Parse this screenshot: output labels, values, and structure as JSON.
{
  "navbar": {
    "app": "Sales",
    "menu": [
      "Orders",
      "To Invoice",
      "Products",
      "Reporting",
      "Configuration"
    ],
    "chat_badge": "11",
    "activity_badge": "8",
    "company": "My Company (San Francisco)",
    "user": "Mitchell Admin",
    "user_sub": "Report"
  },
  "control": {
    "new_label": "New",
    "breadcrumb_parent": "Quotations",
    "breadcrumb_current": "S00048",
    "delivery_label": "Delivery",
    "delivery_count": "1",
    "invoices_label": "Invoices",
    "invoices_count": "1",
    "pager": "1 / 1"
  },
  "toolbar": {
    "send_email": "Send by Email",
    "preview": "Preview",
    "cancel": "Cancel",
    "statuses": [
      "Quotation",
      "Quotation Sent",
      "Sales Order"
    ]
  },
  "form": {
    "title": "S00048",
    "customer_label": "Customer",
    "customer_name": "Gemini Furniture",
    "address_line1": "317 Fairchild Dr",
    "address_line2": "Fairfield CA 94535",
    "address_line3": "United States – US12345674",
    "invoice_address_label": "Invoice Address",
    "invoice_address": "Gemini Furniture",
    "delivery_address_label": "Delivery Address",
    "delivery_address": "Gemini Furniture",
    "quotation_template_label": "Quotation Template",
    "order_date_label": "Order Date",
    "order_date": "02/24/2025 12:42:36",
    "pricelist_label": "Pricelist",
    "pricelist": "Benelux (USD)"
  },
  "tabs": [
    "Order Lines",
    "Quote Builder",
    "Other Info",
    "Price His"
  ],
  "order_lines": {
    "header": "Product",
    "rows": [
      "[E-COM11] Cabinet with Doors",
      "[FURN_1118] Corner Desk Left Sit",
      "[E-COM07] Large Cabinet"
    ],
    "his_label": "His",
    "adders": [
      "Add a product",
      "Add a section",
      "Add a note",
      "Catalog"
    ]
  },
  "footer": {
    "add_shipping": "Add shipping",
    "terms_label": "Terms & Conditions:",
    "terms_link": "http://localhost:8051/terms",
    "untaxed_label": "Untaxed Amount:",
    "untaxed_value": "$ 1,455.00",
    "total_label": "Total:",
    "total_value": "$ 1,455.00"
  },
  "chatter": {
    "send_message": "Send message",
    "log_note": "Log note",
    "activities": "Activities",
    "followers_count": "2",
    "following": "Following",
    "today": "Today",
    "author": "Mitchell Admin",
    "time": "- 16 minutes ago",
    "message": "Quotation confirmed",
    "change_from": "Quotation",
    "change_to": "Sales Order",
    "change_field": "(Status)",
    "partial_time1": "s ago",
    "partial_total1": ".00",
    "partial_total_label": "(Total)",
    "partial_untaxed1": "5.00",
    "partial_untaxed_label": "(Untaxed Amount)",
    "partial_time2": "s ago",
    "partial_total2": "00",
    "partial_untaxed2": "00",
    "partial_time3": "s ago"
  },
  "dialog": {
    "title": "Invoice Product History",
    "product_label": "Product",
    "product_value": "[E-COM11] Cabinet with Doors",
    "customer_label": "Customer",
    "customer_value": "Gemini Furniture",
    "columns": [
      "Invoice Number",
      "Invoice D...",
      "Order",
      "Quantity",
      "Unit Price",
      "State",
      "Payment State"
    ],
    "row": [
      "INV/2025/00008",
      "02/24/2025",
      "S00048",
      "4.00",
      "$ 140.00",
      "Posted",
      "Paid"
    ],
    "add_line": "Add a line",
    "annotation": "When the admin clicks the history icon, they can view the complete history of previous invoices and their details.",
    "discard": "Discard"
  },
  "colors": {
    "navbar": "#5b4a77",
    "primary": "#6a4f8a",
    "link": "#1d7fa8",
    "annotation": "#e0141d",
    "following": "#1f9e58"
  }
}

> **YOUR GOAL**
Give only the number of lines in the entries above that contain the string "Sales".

> **RESPONSE**
3